Dataset rows describing interfaces
◆ ◆ ◆

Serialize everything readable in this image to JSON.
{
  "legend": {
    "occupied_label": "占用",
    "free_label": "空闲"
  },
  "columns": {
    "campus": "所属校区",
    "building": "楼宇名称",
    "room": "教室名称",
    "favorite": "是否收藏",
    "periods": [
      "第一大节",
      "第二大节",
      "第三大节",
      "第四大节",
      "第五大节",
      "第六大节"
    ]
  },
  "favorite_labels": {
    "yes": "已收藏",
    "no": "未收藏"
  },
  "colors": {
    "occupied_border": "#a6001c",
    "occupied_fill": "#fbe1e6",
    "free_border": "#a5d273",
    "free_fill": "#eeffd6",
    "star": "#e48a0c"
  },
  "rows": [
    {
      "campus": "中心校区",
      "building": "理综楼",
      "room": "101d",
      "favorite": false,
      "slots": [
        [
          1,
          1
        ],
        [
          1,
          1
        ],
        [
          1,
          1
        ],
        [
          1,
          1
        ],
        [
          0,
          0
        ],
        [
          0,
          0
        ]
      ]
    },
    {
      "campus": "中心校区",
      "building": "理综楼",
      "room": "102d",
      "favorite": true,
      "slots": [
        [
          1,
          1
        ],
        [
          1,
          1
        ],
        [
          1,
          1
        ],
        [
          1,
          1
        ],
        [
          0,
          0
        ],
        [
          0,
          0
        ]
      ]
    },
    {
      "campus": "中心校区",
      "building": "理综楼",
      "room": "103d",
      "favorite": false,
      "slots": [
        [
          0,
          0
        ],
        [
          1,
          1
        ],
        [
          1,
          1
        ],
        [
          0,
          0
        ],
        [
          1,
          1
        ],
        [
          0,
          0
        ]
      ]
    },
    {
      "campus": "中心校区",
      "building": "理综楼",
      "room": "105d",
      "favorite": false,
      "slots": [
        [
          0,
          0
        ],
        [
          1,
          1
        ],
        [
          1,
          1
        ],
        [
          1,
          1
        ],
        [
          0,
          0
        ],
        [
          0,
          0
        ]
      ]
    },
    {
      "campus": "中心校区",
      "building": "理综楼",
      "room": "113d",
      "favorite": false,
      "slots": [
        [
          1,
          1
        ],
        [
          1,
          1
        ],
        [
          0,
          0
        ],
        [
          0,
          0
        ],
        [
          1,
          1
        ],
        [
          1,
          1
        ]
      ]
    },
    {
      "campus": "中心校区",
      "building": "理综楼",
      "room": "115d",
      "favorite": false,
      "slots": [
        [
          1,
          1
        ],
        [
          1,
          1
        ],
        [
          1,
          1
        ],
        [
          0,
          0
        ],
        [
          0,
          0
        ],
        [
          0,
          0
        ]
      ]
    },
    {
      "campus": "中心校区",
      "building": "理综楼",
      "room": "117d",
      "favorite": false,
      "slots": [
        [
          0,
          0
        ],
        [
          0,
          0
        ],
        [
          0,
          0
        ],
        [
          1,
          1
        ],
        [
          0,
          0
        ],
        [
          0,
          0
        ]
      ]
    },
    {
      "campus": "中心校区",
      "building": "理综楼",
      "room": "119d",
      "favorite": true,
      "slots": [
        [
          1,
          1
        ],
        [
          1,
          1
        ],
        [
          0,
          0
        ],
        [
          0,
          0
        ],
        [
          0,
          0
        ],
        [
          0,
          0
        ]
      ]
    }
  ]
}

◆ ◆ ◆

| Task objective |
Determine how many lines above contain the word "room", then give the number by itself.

| Written response |
9